‘At the execution facility in Texas, there is seating for people who have come to take their satisfaction from seeing an act of death.’
By Greg Moses / The Rag Blog / January 31, 2009
I don’t know much about death. I’ve seen very little of it up close, and I’d like to see less of it on TV. But I have this idea that the less death we cause each other, the better.
However, the death penalty seems to be based on another kind of idea. The world will be better, says the death penalty, if we all get together and make one death more.
At the execution facility in Texas, there is seating for people who have come to take their satisfaction from seeing an act of death.
I think I understand what satisfaction they are taking from the scene as they watch a person die who has killed one or two or three or more people. I think I understand what it must be like to live with a killed friend, daughter, or child while the killer lives. I think I understand the sense of how that state of things would seem absolutely unfair.
Why should any thief be allowed to keep what he has stolen? Has the killer not stolen life itself?
On another side of the killing chamber, Texas provides seats for the family and guests of the executee. Now it must be terrible enough to be told that your loved one has been killed. But to mark on your calendar a date and then travel to Huntsville and take a seat at some appointed time and watch? I have trouble seeing how that can seem like a fair thing to put somebody through.
At least three times recently in Texas, the people who watched the death act did not see a killer killed, because the executee was later discovered to be innocent. In those three cases, what would we call what the witnesses to death are going through today as they think about watching the killing of an innocent man?
We live in an age of pop probabilities. People who hate statistics most of the time can argue pretty quickly that the percentage of wrongful killings on death row is acceptable. It’s like the way we average the news of collateral damage. In the effort to kill rightly we sometimes kill wrongly. Doesn’t make right wrong, does it?
Last week in Texas they held two scheduled killings. One was filled with witnesses and a real, last-minute act. The executee accused one of the victims of at least two of the killings as the victims’ families looked on.
The other execution was silent, apparently. Nobody came to watch. Nothing was said.

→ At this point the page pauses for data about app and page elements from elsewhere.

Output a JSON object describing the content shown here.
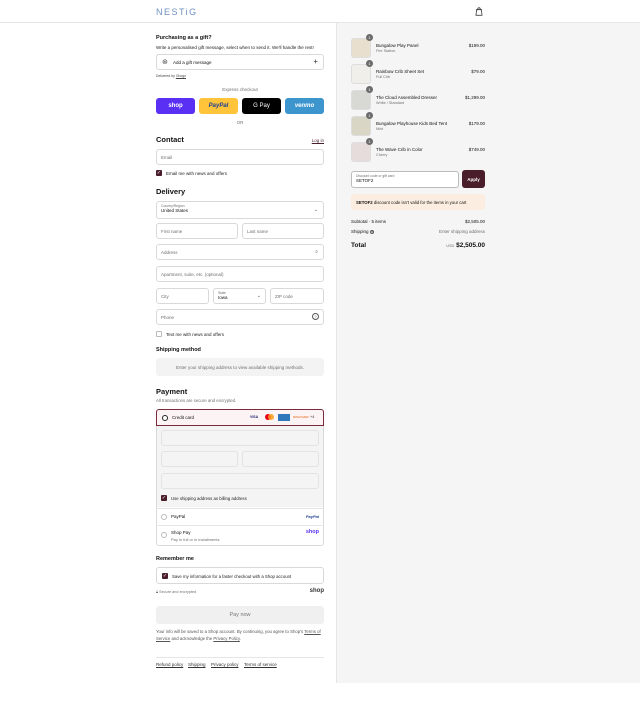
{
  "brand": {
    "name": "NESTiG"
  },
  "gift": {
    "title": "Purchasing as a gift?",
    "desc": "Write a personalised gift message, select when to send it. We'll handle the rest!",
    "add_label": "Add a gift message",
    "delivered_by": "Delivered by",
    "delivered_by_link": "Ghogo"
  },
  "express": {
    "title": "Express checkout",
    "shop": "shop",
    "paypal": "PayPal",
    "gpay": "G Pay",
    "venmo": "venmo",
    "or": "OR"
  },
  "contact": {
    "title": "Contact",
    "login": "Log in",
    "email_placeholder": "Email",
    "news_label": "Email me with news and offers"
  },
  "delivery": {
    "title": "Delivery",
    "country_label": "Country/Region",
    "country_value": "United States",
    "first_name": "First name",
    "last_name": "Last name",
    "address": "Address",
    "apartment": "Apartment, suite, etc. (optional)",
    "city": "City",
    "state_label": "State",
    "state_value": "Iowa",
    "zip": "ZIP code",
    "phone": "Phone",
    "text_label": "Text me with news and offers"
  },
  "shipping": {
    "title": "Shipping method",
    "note": "Enter your shipping address to view available shipping methods."
  },
  "payment": {
    "title": "Payment",
    "subtitle": "All transactions are secure and encrypted.",
    "credit_card": "Credit card",
    "billing_label": "Use shipping address as billing address",
    "paypal_label": "PayPal",
    "shoppay_label": "Shop Pay",
    "shoppay_sub": "Pay in full or in installments",
    "shop_logo": "shop",
    "paypal_logo": "PayPal",
    "card_brands": [
      "VISA",
      "MC",
      "AMEX",
      "DISCOVER",
      "+4"
    ]
  },
  "remember": {
    "title": "Remember me",
    "label": "Save my information for a faster checkout with a Shop account",
    "secure": "Secure and encrypted",
    "shop": "shop"
  },
  "pay_button": "Pay now",
  "disclaimer": {
    "text1": "Your info will be saved to a Shop account. By continuing, you agree to Shop's",
    "tos": "Terms of Service",
    "text2": "and acknowledge the",
    "privacy": "Privacy Policy",
    "end": "."
  },
  "footer": {
    "refund": "Refund policy",
    "shipping": "Shipping",
    "privacy": "Privacy policy",
    "terms": "Terms of service"
  },
  "cart": {
    "items": [
      {
        "name": "Bungalow Play Panel",
        "variant": "Fire Station",
        "price": "$199.00",
        "qty": "1"
      },
      {
        "name": "Rainbow Crib Sheet Set",
        "variant": "Full Crib",
        "price": "$79.00",
        "qty": "1"
      },
      {
        "name": "The Cloud Assembled Dresser",
        "variant": "White / Standard",
        "price": "$1,299.00",
        "qty": "1"
      },
      {
        "name": "Bungalow Playhouse Kids Bed Tent",
        "variant": "Mint",
        "price": "$179.00",
        "qty": "1"
      },
      {
        "name": "The Wave Crib in Color",
        "variant": "Cherry",
        "price": "$749.00",
        "qty": "1"
      }
    ],
    "discount_label": "Discount code or gift card",
    "discount_value": "SETOF2",
    "apply": "Apply",
    "error_code": "SETOF2",
    "error_msg": "discount code isn't valid for the items in your cart",
    "subtotal_label": "Subtotal · 5 items",
    "subtotal": "$2,505.00",
    "shipping_label": "Shipping",
    "shipping_value": "Enter shipping address",
    "total_label": "Total",
    "currency": "USD",
    "total": "$2,505.00"
  }
}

Will Texas next week be a better state thanks to last week’s two killings? Have two thieves been forced to return what they had stolen?

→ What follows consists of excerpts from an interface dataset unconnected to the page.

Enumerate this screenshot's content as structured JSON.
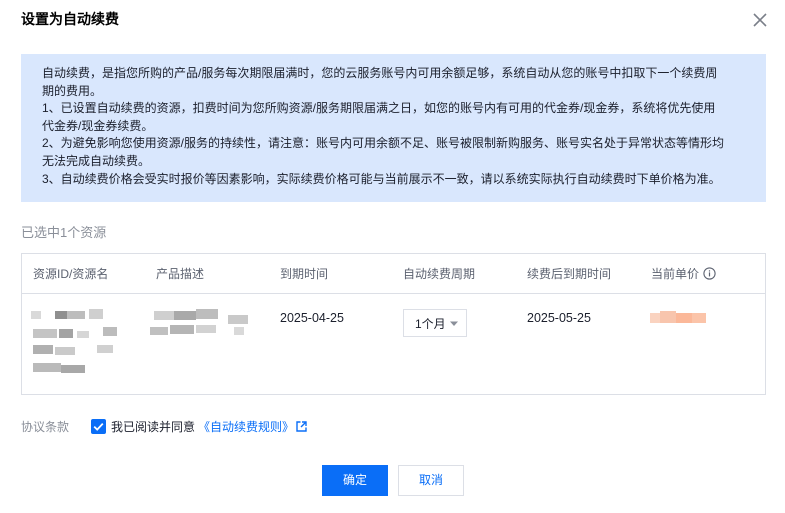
{
  "dialog": {
    "title": "设置为自动续费",
    "close_icon": "close-icon"
  },
  "notice": {
    "lines": [
      "自动续费，是指您所购的产品/服务每次期限届满时，您的云服务账号内可用余额足够，系统自动从您的账号中扣取下一个续费周",
      "期的费用。",
      "1、已设置自动续费的资源，扣费时间为您所购资源/服务期限届满之日，如您的账号内有可用的代金券/现金券，系统将优先使用",
      "代金券/现金券续费。",
      "2、为避免影响您使用资源/服务的持续性，请注意：账号内可用余额不足、账号被限制新购服务、账号实名处于异常状态等情形均",
      "无法完成自动续费。",
      "3、自动续费价格会受实时报价等因素影响，实际续费价格可能与当前展示不一致，请以系统实际执行自动续费时下单价格为准。"
    ]
  },
  "selection": {
    "label": "已选中1个资源"
  },
  "table": {
    "headers": {
      "resource": "资源ID/资源名",
      "product": "产品描述",
      "expiry": "到期时间",
      "period": "自动续费周期",
      "new_expiry": "续费后到期时间",
      "price": "当前单价"
    },
    "row": {
      "expiry": "2025-04-25",
      "period": "1个月",
      "new_expiry": "2025-05-25"
    }
  },
  "agreement": {
    "label": "协议条款",
    "checked": true,
    "text": "我已阅读并同意",
    "link": "《自动续费规则》"
  },
  "buttons": {
    "confirm": "确定",
    "cancel": "取消"
  },
  "colors": {
    "primary": "#0a6ef7",
    "notice_bg": "#d9e7fd",
    "border": "#dcdfe6",
    "muted_text": "#8a8f99"
  }
}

There is no returning a stolen life.
[Greg Moses edits the Texas Civil Rights Review.]